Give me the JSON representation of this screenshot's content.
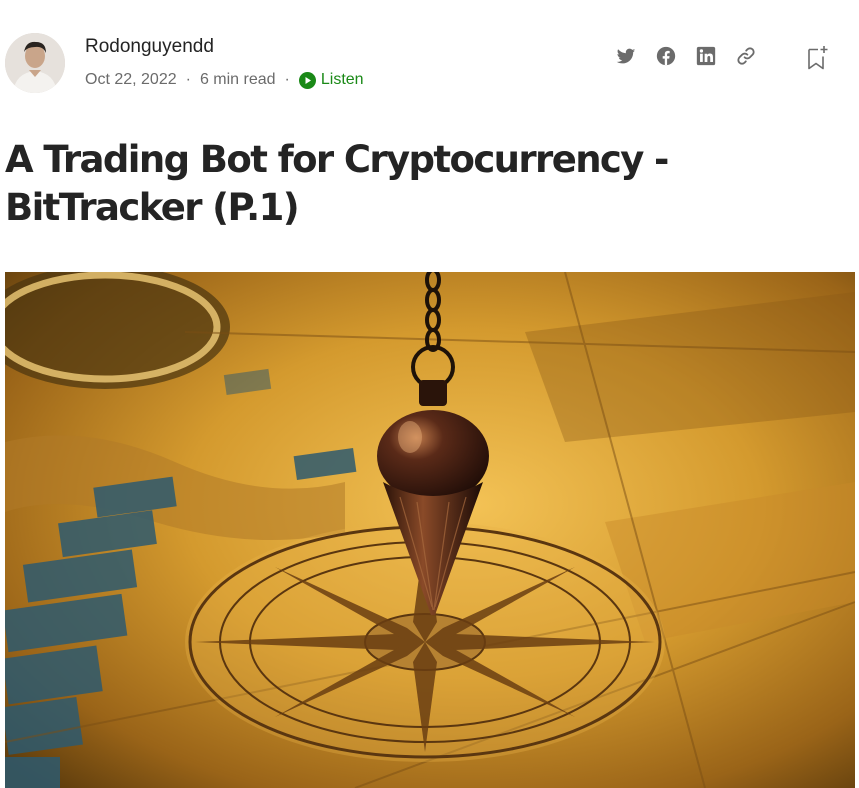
{
  "author": {
    "name": "Rodonguyendd",
    "avatar_icon": "author-avatar"
  },
  "meta": {
    "date": "Oct 22, 2022",
    "separator": "·",
    "read_time": "6 min read",
    "listen_label": "Listen"
  },
  "share_icons": [
    "twitter-icon",
    "facebook-icon",
    "linkedin-icon",
    "link-icon"
  ],
  "save_icon": "bookmark-add-icon",
  "article": {
    "title": "A Trading Bot for Cryptocurrency - BitTracker (P.1)"
  },
  "hero_image": {
    "description_icon": "pendulum-over-compass-map-image"
  },
  "colors": {
    "text": "#242424",
    "muted": "#6b6b6b",
    "listen_green": "#1a8917",
    "icon_gray": "#6b6b6b"
  }
}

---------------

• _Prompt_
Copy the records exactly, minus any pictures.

• _Your response_
Give me the JSON representation of this screenshot's content.
{
  "author": {
    "name": "Rodonguyendd",
    "avatar_icon": "author-avatar"
  },
  "meta": {
    "date": "Oct 22, 2022",
    "separator": "·",
    "read_time": "6 min read",
    "listen_label": "Listen"
  },
  "share_icons": [
    "twitter-icon",
    "facebook-icon",
    "linkedin-icon",
    "link-icon"
  ],
  "save_icon": "bookmark-add-icon",
  "article": {
    "title": "A Trading Bot for Cryptocurrency - BitTracker (P.1)"
  },
  "hero_image": {
    "description_icon": "pendulum-over-compass-map-image"
  },
  "colors": {
    "text": "#242424",
    "muted": "#6b6b6b",
    "listen_green": "#1a8917",
    "icon_gray": "#6b6b6b"
  }
}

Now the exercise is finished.